In his famed experiments, Ivan Pavlov trained his dogs to associate mealtime with the ring of a bell. Over time, Pavlov found he could elicit an involuntary physical response in his dogs with a simple jingle. Every time his bell rang, the dogs, anticipating a tasty meal, began to salivate. Today, the dings, buzzes and rings from our phones create a similar response. They are the “Pavlovian bell of the 21st century,” and they get us to check our phones constantly.
Psychology of Notifications

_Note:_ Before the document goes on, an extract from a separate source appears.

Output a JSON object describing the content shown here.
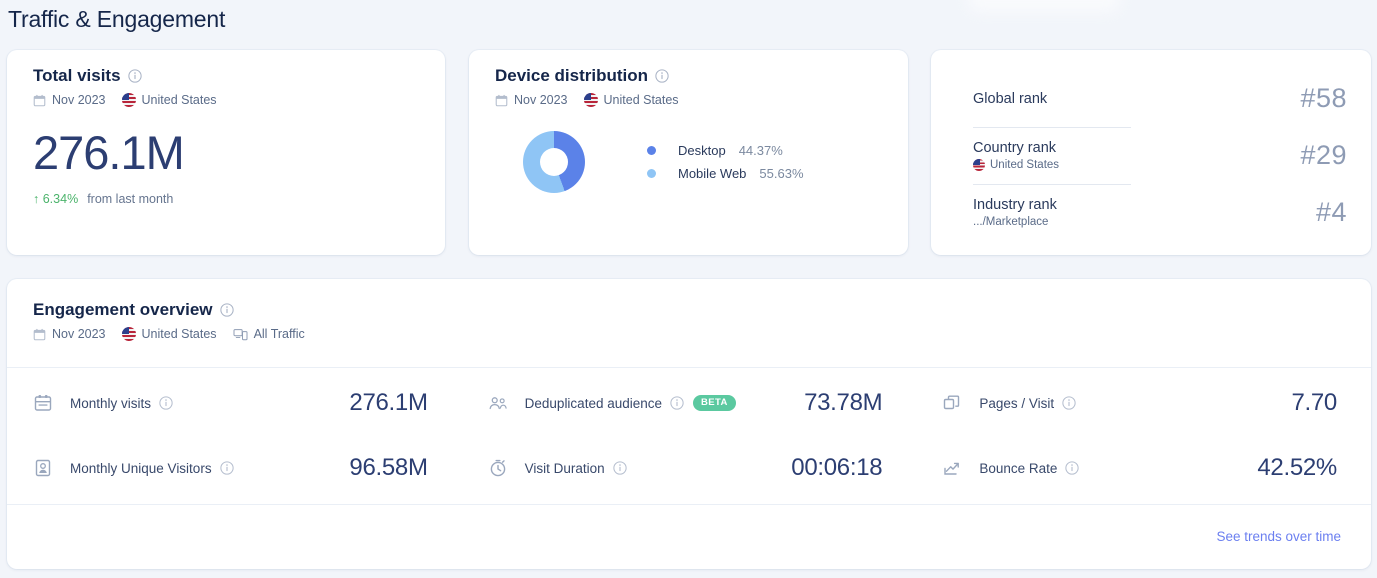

Well timed and relevant notifications increase our productivity and are useful in helping us get the most out of our technology. They provide peace of mind, instant gratification, important updates, gossip, news and reminders of important events and tasks. They’re most effective when they create a connection between the external social world and the internal world in our thoughts and emotions. The connection relates to triggers–or the cues that inspire us to think about something or to do something. There are two kinds of triggers: external and internal.
External triggers are cues in the user’s environment that provide information for what to do next. On a survival level, a silhouette of a lion or a quick movement in the corner of our eye causing us to flinch are external triggers. In the same way, a button telling the user to “click here,” “tweet this” or “your package has been delivered” are all examples of external triggers.

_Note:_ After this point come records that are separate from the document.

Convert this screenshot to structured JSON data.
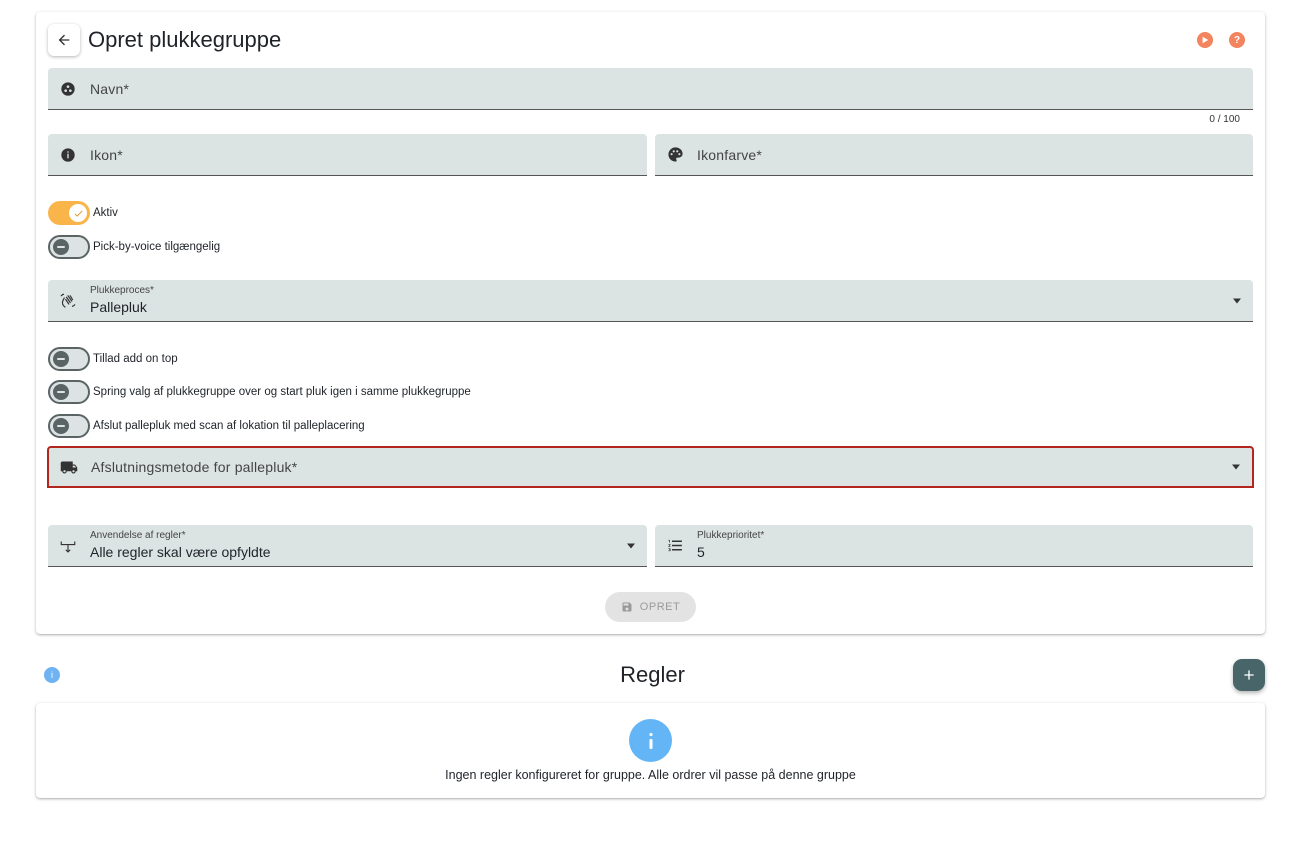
{
  "header": {
    "title": "Opret plukkegruppe",
    "accent_color": "#f4845f"
  },
  "form": {
    "name_field": {
      "label": "Navn*",
      "counter": "0 / 100"
    },
    "icon_field": {
      "label": "Ikon*"
    },
    "icon_color_field": {
      "label": "Ikonfarve*"
    },
    "toggles_top": [
      {
        "label": "Aktiv",
        "on": true
      },
      {
        "label": "Pick-by-voice tilgængelig",
        "on": false
      }
    ],
    "pick_process": {
      "label": "Plukkeproces*",
      "value": "Pallepluk"
    },
    "toggles_mid": [
      {
        "label": "Tillad add on top",
        "on": false
      },
      {
        "label": "Spring valg af plukkegruppe over og start pluk igen i samme plukkegruppe",
        "on": false
      },
      {
        "label": "Afslut pallepluk med scan af lokation til palleplacering",
        "on": false
      }
    ],
    "finish_method": {
      "label": "Afslutningsmetode for pallepluk*"
    },
    "rule_usage": {
      "label": "Anvendelse af regler*",
      "value": "Alle regler skal være opfyldte"
    },
    "priority": {
      "label": "Plukkeprioritet*",
      "value": "5"
    },
    "submit_label": "OPRET"
  },
  "rules": {
    "title": "Regler",
    "empty_text": "Ingen regler konfigureret for gruppe. Alle ordrer vil passe på denne gruppe",
    "info_color": "#64b5f6",
    "fab_color": "#48666a"
  }
}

However, not all of our actions are externally triggered. We also have an inner world of thought and emotion that push us to act. These internal triggers rely on associations in the mind to prompt actions. The most frequent internal triggers are emotions. For instance, when we’re feeling lonely, we check Facebook. The feeling of loneliness is the trigger. When we’re uncertain, we Google. When we’re bored, we watch YouTube videos, check Reddit or scroll Pinterest. Now, when we are wondering about the security of our home deliveries, we can check the status of our Package Guard.
The most effective notifications are those that align an external trigger with an internal trigger. In other words, getting a status notification from Package Guard at the same time we’re feeling uncertain about the status of a delivery would be an effective notification. This is probably because the app gives us information right when we feel we need it, almost as if it is anticipating our thoughts. The closer the timing of the external trigger is with the internal trigger, the sooner we get the information we seek.

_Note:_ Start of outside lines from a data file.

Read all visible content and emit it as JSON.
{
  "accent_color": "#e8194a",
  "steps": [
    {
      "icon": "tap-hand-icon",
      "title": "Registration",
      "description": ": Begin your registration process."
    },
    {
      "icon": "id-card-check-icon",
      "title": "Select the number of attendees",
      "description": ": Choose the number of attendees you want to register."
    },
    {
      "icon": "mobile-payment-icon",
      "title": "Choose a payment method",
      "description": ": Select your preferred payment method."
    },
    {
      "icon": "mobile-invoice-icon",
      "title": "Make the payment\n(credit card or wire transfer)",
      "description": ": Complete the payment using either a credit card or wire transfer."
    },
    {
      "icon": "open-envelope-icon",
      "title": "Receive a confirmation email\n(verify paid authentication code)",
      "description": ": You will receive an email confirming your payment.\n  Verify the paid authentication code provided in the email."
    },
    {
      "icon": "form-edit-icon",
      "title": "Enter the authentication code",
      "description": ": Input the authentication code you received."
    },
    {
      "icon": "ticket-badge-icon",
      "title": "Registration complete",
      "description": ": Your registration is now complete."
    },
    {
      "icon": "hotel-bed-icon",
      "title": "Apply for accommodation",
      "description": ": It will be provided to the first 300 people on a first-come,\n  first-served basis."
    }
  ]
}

For instance, imagine you are in an important meeting at the office and you have some expensive electronic equipment being delivered to your home sometime today (Alexa gave you the notification this morning that it would be arriving “today”). Instead of paying attention to the meeting, you can’t stop worrying about the status of your delivery because you don’t want that item stolen. Fortunately, all you need to do is glance at your phone and, voilà, there’s a notification from your Package Guard saying your package arrived and that your alarm is armed. You are now able to sit back relax and focus on your meeting. Package alerts provide you the peace of mind you need, when you need it!
Package Guard has created the most credible and trustworthy package delivery notifications on the market. You can also set up a Safe Circle of friends and family who will also receive approved notifications.
How it all works
FedEx, UPS and Amazon offer notifications when a package is delivered or soon-to-be delivered, but they are all dependant on humans scanning the package right as it’s being delivered, and that’s still sometimes a bit unreliable or vague. Amazon Alexa also offers package delivery notifications, which is awesome, but she just tells you that you have a package arriving sometime today. That might provide a little peace of mind, but it doesn’t offer a notification of exactly when that package hits your front porch. The Package Guard does. It’s an automatic alert that gets sent directly to your cell phone 30 seconds after a package is set on the unit. This is the only delivery notification offering 100% peace of mind and allowing you to get back to focus on the task at hand, most likely your job since we know 74% of packages are delivered while homeowners are away at work.
We even take it a step further with the Safe Circle. The Safe Circle is an approved community of your choosing who are authorized to pick up packages on your behalf. This Safe Circle can be neighbors, friends and family members and can include as many people as you want or need. If you have a neighbor who works from home, add them to your Safe Circle so they can receive alerts when your packages arrive and then retrieve them from your device. Going out of town for a few days? Add your house sitter to your Safe Circle so they can receive your package alerts and bring them in the house for you. It’s easier for everyone, and by making your house less of a target for package theft, you also help the neighborhood when porch pirates realize it’s not a good place to try to pilfer packages!